▶ _Instructions to follow_
Lines holding the string "this" are the ones to copy; find them all in the data.

Element data from apps and pages
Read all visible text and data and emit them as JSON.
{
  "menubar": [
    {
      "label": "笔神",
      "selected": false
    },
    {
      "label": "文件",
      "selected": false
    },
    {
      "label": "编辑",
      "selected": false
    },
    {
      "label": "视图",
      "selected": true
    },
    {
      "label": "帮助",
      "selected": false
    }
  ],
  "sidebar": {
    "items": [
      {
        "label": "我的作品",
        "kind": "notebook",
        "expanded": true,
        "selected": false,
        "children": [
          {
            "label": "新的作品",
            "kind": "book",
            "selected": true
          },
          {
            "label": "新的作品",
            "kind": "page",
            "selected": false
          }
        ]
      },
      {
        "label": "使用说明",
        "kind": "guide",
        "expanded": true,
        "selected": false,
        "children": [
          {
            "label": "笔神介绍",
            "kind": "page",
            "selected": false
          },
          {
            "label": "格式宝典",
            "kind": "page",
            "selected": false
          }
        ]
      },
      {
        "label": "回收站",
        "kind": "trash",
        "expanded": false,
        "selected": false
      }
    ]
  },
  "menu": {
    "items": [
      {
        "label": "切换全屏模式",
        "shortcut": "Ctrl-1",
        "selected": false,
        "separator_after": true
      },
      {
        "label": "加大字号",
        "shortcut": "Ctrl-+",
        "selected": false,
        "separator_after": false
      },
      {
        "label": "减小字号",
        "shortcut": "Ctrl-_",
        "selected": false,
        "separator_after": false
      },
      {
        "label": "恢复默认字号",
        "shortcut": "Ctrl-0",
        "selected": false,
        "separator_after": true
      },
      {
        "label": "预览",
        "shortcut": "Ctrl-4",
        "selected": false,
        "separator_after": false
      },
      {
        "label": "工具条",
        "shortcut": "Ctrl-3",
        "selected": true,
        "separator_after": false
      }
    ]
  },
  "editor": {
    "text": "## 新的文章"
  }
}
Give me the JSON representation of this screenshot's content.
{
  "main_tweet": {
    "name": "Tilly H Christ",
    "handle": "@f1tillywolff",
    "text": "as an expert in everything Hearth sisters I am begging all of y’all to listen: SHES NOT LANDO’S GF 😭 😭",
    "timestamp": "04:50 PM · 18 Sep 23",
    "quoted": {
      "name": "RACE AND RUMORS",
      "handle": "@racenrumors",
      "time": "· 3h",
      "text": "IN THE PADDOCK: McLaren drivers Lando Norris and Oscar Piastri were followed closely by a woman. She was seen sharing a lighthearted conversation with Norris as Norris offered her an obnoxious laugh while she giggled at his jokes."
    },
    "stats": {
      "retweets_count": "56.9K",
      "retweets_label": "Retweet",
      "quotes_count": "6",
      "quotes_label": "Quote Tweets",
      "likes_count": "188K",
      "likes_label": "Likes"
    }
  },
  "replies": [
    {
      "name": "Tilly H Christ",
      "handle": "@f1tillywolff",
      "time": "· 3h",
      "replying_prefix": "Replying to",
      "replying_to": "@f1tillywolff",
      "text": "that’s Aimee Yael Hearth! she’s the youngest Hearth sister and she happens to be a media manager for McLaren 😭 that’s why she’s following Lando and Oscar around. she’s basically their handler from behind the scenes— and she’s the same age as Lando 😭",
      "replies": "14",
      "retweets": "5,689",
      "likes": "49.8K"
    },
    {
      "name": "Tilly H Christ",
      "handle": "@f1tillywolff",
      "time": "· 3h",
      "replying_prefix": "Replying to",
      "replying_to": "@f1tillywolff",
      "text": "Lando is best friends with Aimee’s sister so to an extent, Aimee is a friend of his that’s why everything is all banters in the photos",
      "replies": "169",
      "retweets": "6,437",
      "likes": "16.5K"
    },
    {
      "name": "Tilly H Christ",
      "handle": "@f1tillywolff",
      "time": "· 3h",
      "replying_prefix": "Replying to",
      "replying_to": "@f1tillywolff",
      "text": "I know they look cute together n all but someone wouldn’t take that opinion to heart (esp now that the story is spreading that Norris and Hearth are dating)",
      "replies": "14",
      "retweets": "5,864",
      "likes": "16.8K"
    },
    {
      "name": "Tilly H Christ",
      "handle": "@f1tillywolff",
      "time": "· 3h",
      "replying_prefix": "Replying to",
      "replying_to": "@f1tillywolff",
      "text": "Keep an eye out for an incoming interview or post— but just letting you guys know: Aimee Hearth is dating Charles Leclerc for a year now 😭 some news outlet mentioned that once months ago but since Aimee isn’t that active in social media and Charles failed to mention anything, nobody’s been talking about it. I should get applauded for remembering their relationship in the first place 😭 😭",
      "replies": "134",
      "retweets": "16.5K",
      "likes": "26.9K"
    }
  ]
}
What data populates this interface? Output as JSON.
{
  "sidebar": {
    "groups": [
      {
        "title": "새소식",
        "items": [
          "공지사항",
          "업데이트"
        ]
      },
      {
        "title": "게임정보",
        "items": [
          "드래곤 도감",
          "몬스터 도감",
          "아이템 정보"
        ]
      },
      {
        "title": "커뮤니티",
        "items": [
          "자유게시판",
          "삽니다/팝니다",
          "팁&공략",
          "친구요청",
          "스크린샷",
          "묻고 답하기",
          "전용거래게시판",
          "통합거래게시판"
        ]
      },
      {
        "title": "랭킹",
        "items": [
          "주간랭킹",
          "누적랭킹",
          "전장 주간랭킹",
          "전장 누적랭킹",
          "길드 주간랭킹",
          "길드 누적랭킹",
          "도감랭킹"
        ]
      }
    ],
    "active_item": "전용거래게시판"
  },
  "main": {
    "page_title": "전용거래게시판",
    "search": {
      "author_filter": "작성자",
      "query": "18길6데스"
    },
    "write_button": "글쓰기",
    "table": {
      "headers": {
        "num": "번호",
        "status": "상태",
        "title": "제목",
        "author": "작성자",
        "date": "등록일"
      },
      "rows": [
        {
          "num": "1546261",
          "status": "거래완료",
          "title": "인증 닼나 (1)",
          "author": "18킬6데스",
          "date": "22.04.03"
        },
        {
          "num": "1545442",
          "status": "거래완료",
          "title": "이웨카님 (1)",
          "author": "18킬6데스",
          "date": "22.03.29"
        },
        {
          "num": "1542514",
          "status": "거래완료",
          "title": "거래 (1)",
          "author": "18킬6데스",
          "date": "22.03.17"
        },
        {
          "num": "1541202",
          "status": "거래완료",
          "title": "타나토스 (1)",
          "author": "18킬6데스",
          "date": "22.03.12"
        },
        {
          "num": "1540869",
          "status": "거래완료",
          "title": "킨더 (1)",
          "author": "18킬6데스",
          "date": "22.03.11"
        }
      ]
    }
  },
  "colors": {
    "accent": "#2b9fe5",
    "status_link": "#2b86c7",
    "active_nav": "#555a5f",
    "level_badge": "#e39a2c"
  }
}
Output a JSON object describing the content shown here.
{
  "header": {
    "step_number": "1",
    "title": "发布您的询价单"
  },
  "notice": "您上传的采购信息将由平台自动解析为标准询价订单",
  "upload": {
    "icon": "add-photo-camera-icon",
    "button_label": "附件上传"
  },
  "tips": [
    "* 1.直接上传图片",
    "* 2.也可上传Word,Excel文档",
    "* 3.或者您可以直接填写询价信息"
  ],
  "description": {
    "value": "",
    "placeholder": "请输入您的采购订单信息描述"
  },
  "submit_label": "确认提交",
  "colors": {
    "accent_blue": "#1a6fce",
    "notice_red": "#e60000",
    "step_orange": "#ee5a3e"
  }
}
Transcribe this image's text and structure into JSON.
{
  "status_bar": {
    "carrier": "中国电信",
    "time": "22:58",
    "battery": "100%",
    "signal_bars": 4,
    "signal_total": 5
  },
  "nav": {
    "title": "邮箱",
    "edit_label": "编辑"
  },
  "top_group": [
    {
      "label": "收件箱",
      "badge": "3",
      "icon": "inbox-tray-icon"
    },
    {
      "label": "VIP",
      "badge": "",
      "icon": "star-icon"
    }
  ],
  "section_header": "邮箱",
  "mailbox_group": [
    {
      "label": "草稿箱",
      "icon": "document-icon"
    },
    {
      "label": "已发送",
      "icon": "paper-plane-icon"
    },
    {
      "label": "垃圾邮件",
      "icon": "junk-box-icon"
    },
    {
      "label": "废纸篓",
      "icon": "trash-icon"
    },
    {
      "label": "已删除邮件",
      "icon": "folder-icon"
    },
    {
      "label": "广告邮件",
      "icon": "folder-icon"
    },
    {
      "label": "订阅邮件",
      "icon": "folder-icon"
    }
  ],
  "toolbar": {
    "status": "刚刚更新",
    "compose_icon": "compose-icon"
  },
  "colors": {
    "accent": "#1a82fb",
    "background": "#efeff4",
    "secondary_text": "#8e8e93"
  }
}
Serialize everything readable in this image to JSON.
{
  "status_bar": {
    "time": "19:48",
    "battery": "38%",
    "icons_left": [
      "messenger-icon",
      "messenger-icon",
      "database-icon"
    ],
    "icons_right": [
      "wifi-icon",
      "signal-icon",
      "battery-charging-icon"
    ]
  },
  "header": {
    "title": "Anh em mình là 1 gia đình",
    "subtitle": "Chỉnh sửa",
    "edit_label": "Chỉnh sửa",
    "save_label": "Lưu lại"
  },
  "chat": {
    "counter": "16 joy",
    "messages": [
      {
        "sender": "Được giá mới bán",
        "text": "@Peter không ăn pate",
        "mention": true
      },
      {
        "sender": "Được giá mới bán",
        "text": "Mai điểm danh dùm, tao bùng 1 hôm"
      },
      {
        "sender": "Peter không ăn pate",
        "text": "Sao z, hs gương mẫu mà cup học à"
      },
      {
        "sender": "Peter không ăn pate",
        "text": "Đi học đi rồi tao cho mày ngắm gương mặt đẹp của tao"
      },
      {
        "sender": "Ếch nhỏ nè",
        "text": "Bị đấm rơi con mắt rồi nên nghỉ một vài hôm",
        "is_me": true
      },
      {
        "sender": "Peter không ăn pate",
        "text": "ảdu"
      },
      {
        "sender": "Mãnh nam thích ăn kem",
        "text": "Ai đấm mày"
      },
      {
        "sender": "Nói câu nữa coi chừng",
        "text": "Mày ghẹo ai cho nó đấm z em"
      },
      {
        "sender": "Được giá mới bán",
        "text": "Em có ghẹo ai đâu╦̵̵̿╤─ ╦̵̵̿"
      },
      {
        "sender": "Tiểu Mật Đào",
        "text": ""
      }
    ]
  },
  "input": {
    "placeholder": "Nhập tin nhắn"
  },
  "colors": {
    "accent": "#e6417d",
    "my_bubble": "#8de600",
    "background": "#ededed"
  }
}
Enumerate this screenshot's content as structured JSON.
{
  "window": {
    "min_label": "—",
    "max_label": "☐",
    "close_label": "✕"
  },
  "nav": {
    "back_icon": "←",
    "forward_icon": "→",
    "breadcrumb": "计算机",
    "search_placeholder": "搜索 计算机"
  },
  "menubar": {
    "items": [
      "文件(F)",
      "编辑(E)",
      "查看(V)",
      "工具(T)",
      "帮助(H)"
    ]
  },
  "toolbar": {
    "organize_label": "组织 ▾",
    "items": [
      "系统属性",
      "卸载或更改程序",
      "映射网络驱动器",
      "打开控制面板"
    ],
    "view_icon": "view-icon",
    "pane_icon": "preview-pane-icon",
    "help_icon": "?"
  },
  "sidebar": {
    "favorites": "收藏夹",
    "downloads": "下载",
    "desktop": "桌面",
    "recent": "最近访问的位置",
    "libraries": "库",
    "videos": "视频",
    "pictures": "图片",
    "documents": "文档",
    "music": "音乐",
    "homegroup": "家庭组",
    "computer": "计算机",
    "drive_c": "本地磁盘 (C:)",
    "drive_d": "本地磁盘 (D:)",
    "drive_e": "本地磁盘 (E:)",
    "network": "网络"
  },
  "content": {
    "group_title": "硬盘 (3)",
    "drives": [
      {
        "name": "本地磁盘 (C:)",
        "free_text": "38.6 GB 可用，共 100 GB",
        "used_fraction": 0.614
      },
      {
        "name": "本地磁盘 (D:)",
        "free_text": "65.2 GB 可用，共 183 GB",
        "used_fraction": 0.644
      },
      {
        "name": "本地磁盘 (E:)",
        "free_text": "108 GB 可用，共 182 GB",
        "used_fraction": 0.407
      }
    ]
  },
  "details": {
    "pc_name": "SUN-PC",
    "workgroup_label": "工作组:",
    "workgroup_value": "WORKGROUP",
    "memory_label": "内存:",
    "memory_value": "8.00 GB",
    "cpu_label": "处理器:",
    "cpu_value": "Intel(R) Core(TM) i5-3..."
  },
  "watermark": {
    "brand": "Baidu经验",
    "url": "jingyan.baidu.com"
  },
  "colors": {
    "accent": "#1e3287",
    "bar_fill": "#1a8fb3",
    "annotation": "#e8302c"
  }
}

▶ _Exercise answer_
Give me the JSON representation of this screenshot's content.
What data populates this interface? Output as JSON.
Transcribe this image's text and structure into JSON.
Serialize everything readable in this image to JSON.
Enumerate this screenshot's content as structured JSON.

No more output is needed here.